The legal reason is consistency. If you recall, when Attorney General Eric Holder wrote his letter to House Republicans telling them that the Obama Administration will no longer defend DOMA, he stated the President's position that anti-gay discrimination merits heightened scrutiny and that DOMA fails under that standard. As Windsor and the other DOMA cases wound their way through the federal district and appellate courts, the Second Circuit and the Northern District of California adopted heightened scrutiny, making it an increasingly viable legal development. Therefore, when the President filed his brief asking the Court to strike down DOMA, he argued for heightened scrutiny. Prop 8, like DOMA, is an example of state anti-gay discrimination, so it gets heightened scrutiny, as well.

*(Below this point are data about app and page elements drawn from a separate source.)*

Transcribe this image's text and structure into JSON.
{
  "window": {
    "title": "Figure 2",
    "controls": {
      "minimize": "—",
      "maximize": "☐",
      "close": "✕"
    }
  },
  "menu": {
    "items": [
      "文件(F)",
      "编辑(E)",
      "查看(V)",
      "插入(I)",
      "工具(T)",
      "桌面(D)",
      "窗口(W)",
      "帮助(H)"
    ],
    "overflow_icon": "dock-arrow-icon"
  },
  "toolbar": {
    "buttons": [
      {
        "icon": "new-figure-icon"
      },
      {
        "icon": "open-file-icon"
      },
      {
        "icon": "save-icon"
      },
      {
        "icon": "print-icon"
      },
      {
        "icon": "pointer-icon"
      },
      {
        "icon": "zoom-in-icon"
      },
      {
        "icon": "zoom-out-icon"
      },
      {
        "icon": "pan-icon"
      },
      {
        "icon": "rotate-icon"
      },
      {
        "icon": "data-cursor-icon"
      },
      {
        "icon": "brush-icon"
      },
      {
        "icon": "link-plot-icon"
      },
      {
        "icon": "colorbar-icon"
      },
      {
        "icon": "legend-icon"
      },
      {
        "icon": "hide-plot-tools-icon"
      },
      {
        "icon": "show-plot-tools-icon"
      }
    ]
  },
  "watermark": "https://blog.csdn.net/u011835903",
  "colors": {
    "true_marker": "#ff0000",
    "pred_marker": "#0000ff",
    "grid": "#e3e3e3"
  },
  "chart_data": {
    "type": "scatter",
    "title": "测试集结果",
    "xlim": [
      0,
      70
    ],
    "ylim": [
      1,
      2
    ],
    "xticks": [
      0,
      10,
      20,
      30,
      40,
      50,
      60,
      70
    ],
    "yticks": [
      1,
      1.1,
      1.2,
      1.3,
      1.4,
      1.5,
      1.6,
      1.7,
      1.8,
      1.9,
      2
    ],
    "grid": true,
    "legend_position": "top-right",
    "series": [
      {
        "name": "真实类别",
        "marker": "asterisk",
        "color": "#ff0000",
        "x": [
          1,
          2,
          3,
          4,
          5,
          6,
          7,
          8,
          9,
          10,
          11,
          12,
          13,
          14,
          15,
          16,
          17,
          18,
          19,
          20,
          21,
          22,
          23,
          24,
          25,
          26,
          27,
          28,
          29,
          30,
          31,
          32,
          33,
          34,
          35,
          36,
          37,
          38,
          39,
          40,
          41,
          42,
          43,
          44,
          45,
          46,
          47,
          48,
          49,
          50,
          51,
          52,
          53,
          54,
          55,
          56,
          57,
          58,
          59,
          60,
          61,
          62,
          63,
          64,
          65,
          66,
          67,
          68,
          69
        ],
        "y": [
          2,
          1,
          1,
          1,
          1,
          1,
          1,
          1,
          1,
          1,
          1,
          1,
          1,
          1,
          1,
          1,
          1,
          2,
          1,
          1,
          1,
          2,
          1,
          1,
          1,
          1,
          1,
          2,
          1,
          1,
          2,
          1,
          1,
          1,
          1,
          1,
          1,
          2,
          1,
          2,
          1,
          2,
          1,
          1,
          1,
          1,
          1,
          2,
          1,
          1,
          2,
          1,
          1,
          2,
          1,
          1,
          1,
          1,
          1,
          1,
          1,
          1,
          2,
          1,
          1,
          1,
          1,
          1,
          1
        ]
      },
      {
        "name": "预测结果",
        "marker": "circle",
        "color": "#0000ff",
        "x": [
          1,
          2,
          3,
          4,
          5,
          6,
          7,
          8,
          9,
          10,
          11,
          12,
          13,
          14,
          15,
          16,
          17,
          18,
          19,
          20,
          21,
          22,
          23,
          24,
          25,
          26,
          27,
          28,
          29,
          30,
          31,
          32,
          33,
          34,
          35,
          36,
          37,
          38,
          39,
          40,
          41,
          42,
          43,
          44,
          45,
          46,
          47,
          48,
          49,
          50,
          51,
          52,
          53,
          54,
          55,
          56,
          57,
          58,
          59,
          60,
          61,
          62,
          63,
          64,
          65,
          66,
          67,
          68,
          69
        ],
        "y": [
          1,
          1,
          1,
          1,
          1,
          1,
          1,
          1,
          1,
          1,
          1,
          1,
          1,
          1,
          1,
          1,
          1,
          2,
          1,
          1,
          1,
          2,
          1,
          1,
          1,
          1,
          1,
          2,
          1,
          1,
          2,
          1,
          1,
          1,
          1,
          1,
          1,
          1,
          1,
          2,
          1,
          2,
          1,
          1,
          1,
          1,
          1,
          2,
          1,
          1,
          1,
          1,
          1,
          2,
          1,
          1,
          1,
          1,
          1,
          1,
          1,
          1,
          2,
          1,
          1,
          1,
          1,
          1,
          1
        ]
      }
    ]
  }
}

Politics probably played a bigger role in the 8 State Solution. The President is a cautious and highly skilled politician keenly aware of the political winds that affect the Supreme Court. He knows that going too far too fast could not only back fire, but also put off some of the more conservative justices on the Supreme Court who may be supportive of a constitutionally-protected freedom to marry. The 8 State Solution gives the Court a way to strike a victory for equality without feeling like Hollingsworth would be imposing the freedom to marry on states not quite ready. By leaving intact a comprehensive regime that recognizes "everything but marriage," the 8 states implicated by the President's brief are, at a minimum, more ready to adapt to a reality with the freedom to marry. The social impact of a pro-gay decision in Hollingsworth would be less drastic in those states, thus reassuring the Court's conservatives or libertarians.
But let's not lose the forest for the trees. The President's brief will be remembered as one of the several milestones we have recently reached in American gay rights history. He is not only the first President to support our quest for marriage freedom while in office, he is at the vanguard of gay civil rights. That his brief's particular legal argument was probably more a product of politics than precise legal reasoning is almost irrelevant given the brief's larger socio-political objective: to push the judiciary and the population in general to see the justice of the freedom to marry.
Ari Ezra Waldman teaches at Brooklyn Law School and is concurrently getting his PhD at Columbia University in New York City. He is a 2002 graduate of Harvard College and a 2005 graduate of Harvard Law School. His research focuses on technology, privacy, speech, and gay rights. Ari will be writing weekly posts on law and various LGBT issues.